Segment Open

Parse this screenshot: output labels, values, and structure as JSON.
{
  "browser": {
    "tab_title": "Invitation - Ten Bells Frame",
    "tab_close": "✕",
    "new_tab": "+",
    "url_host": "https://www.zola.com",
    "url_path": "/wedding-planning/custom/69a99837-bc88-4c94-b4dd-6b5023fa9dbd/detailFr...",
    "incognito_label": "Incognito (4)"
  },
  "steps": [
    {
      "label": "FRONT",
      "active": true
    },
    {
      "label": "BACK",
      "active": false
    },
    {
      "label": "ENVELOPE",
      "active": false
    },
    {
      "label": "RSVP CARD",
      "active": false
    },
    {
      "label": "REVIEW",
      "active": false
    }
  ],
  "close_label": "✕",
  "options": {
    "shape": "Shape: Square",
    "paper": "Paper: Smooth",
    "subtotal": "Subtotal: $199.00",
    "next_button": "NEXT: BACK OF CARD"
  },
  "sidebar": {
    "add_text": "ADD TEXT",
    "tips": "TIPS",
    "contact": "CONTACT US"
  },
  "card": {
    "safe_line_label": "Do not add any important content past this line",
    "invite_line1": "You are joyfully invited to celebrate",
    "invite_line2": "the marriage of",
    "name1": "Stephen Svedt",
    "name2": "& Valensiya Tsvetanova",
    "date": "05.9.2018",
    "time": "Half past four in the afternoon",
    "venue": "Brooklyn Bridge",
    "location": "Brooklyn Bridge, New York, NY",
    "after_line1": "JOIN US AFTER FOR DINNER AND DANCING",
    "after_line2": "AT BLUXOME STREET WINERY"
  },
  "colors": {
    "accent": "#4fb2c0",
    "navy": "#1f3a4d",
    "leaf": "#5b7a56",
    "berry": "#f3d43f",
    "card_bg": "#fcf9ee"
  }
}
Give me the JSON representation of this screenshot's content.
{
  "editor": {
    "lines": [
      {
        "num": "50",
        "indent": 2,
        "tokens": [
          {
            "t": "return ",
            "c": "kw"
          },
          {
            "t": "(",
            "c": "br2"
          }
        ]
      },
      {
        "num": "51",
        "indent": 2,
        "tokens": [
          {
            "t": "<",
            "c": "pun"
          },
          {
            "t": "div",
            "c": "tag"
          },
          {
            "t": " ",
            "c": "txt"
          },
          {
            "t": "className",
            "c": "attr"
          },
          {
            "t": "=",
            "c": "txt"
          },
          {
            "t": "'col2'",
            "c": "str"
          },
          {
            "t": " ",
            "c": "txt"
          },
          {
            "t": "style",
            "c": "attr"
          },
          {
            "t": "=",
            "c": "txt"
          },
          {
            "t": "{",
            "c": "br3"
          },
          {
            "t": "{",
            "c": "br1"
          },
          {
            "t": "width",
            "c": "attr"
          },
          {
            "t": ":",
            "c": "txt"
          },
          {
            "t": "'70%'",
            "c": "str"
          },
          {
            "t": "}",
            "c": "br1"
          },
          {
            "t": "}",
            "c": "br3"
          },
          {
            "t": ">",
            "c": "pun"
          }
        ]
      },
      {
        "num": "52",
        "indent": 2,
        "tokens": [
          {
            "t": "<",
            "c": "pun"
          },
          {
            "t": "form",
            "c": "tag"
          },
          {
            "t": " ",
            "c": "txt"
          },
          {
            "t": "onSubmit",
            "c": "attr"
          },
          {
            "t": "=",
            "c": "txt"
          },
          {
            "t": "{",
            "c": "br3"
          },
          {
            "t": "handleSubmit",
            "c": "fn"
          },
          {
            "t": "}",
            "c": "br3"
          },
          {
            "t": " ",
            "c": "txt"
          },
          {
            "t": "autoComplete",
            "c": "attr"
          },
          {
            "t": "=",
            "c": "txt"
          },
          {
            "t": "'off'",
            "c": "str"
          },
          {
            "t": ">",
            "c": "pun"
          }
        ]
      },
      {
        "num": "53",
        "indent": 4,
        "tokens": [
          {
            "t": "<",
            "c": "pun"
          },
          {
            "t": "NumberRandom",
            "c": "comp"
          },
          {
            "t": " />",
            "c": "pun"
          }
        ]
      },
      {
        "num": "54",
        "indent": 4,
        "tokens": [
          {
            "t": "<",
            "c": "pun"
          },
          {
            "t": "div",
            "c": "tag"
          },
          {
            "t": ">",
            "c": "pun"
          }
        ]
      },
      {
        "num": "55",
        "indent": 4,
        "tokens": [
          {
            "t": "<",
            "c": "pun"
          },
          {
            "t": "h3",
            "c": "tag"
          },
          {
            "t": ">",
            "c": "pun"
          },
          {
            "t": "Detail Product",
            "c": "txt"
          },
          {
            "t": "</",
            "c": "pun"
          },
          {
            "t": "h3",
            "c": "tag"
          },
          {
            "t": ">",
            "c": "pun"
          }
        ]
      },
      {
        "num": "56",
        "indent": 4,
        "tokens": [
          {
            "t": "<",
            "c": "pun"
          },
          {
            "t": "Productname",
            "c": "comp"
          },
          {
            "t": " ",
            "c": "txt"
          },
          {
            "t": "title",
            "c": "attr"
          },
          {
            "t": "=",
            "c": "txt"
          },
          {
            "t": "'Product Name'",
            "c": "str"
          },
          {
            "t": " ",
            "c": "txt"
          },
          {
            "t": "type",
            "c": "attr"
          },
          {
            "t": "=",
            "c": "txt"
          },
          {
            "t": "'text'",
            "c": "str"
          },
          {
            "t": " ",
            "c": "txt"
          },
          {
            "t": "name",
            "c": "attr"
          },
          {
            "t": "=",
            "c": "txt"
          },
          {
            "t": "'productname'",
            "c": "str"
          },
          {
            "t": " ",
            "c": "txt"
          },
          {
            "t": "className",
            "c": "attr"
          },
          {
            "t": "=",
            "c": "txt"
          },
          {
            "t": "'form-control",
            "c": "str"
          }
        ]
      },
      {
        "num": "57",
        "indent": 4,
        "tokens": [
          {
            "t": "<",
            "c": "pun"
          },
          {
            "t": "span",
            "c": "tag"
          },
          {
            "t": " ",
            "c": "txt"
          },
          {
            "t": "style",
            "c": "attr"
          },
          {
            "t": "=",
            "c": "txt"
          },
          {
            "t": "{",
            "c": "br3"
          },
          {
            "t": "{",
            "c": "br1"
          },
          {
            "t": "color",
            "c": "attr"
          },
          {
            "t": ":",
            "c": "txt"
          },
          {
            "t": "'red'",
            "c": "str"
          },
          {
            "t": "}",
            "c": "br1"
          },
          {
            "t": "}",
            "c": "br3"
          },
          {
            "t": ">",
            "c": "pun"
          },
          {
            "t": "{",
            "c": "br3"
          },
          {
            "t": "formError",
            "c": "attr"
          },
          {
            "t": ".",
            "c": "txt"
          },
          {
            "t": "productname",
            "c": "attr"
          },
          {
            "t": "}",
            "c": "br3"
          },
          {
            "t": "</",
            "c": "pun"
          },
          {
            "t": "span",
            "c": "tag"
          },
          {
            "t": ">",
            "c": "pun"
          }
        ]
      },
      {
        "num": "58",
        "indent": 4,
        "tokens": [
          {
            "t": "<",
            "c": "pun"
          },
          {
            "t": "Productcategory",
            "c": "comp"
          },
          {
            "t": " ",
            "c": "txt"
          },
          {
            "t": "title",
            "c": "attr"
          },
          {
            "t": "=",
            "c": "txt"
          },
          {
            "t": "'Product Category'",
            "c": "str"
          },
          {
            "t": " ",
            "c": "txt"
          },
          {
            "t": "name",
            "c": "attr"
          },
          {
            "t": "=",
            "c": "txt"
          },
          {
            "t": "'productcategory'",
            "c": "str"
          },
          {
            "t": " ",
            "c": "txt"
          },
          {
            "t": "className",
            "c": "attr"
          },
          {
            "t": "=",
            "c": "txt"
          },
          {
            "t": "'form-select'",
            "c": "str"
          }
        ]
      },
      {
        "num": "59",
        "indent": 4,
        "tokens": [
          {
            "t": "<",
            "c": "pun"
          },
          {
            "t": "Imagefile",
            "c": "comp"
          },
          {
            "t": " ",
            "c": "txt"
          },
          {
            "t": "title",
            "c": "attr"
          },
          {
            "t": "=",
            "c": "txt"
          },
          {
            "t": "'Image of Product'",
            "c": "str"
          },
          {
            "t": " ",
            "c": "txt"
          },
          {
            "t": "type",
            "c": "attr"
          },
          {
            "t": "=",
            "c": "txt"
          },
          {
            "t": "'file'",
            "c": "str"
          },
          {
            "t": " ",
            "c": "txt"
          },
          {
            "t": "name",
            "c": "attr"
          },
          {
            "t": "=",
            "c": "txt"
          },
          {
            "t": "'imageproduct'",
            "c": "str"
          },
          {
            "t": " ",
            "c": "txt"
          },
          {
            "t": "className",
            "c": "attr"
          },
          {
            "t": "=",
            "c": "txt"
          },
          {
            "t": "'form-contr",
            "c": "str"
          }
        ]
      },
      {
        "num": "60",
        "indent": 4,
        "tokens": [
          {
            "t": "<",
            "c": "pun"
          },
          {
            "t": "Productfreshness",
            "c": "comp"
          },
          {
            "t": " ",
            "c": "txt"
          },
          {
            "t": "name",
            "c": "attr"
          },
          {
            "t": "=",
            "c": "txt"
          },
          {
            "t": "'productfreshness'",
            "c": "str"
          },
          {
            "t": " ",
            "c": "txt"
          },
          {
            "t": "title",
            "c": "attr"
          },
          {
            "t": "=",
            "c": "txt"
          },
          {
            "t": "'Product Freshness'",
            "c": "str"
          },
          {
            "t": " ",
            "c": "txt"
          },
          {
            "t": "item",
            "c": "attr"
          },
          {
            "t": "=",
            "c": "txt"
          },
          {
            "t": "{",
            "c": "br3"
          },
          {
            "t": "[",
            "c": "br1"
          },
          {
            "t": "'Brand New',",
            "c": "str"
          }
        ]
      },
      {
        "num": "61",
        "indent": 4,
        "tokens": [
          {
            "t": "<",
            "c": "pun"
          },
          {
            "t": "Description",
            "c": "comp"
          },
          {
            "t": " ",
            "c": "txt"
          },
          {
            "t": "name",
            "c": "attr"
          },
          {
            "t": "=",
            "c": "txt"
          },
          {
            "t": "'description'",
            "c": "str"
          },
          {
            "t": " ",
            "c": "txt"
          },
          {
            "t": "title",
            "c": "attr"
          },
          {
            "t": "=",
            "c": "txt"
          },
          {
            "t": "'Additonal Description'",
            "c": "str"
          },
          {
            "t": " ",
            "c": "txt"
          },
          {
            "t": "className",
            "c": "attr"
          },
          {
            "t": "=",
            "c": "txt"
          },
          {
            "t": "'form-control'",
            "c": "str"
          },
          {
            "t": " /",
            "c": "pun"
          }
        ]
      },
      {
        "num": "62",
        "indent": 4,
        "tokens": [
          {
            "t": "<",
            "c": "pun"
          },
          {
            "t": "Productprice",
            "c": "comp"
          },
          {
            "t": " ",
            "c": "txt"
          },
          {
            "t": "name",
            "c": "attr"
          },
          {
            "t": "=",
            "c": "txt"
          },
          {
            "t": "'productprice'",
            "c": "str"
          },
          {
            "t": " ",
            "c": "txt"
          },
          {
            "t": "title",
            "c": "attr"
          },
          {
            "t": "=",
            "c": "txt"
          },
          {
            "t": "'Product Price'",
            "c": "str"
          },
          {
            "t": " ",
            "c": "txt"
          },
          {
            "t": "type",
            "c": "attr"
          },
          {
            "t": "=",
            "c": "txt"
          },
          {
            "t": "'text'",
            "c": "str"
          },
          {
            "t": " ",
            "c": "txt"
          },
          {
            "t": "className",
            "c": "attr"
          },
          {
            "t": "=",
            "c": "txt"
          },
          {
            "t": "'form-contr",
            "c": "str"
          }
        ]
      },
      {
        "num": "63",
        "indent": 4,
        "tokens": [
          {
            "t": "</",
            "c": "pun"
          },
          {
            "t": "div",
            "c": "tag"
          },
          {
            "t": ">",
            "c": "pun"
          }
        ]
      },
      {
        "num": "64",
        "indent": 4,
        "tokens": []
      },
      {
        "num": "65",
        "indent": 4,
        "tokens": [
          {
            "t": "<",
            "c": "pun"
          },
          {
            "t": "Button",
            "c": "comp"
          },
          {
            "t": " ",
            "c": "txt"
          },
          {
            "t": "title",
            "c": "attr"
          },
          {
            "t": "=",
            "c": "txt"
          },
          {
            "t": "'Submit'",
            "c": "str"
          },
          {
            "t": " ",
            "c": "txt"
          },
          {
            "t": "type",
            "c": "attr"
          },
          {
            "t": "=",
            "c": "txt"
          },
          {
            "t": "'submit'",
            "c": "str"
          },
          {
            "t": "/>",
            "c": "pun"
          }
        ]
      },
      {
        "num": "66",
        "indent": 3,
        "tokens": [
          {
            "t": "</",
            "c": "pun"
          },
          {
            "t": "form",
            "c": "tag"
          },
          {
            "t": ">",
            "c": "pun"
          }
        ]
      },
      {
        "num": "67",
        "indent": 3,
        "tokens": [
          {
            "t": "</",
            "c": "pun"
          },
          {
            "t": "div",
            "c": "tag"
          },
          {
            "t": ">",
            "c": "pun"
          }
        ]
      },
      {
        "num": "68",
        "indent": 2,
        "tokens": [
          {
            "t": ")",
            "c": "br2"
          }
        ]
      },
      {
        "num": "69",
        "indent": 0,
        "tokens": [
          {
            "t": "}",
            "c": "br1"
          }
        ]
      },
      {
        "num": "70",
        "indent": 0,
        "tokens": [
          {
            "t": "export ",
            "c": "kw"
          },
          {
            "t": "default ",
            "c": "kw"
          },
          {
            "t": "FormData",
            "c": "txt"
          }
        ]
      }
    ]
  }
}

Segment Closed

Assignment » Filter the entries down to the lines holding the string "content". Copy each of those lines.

Answer to this problem »
    "safe_line_label": "Do not add any important content past this line",
Give me the JSON representation of this screenshot's content.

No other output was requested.